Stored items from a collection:
= = = =

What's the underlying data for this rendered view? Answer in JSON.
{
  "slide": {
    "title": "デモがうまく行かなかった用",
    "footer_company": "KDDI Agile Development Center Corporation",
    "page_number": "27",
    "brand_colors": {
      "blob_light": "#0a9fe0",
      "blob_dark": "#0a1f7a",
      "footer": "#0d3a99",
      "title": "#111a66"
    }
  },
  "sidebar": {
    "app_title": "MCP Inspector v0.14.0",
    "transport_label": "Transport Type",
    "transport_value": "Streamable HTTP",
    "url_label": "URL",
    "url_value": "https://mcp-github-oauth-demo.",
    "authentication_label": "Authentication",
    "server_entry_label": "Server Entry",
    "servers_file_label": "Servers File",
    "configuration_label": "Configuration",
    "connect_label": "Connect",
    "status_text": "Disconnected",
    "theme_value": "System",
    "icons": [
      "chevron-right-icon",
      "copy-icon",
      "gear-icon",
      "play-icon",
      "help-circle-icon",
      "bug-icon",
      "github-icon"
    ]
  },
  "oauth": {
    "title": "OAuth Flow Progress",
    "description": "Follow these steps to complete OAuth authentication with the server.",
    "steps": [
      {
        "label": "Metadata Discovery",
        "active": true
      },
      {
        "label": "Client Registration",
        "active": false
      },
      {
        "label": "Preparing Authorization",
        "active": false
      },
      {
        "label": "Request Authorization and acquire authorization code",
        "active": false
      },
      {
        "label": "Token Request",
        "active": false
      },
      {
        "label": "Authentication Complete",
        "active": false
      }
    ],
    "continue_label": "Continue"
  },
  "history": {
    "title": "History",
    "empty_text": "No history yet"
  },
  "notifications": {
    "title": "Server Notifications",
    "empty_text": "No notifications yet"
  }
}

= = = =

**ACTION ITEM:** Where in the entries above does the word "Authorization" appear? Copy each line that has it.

**SOLUTION TO THIS TASK:**
        "label": "Preparing Authorization",
        "label": "Request Authorization and acquire authorization code",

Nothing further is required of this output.